With season two of The Kat Call in full swing, Lazo has also been quietly working on a documentary about reggaeton with Raquel Cepeda. She’s not allowed to talk about it just yet but it’s going to be a game-changer. “I was approached by Raquel Cepeda to come on board as an associate producer for a socio-political feature documentary about reggaeton. Coming on board for an international doc was the best education to get after doing digital and transitioning into more film,” she says.

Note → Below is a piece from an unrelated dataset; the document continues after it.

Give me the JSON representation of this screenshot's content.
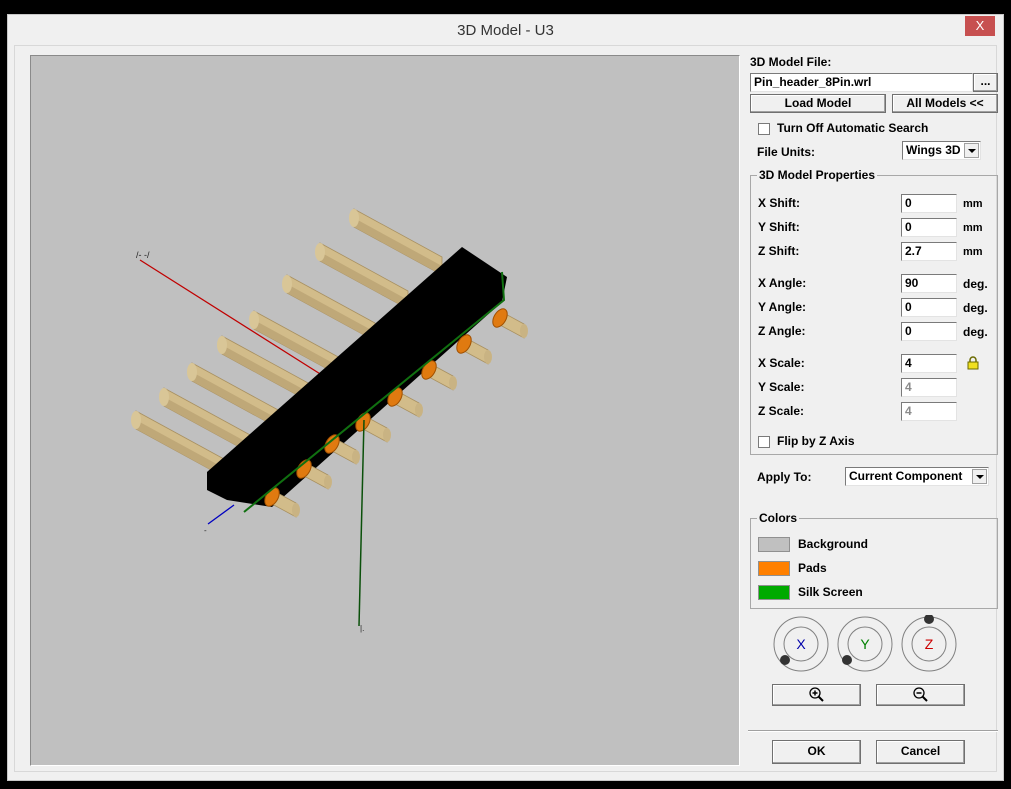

Lazo hopes to try her hand at new creative frontiers. Today she hosts and speaks at colleges. “I want to do everything. I’ve always been interested in documentary film making but I’m also very interested in challenging myself and possibly doing a scripted series. So I’m embarking on that,” she says. And her advice for other filmmakers is simple, “Write your own narrative, even if people don’t like it.”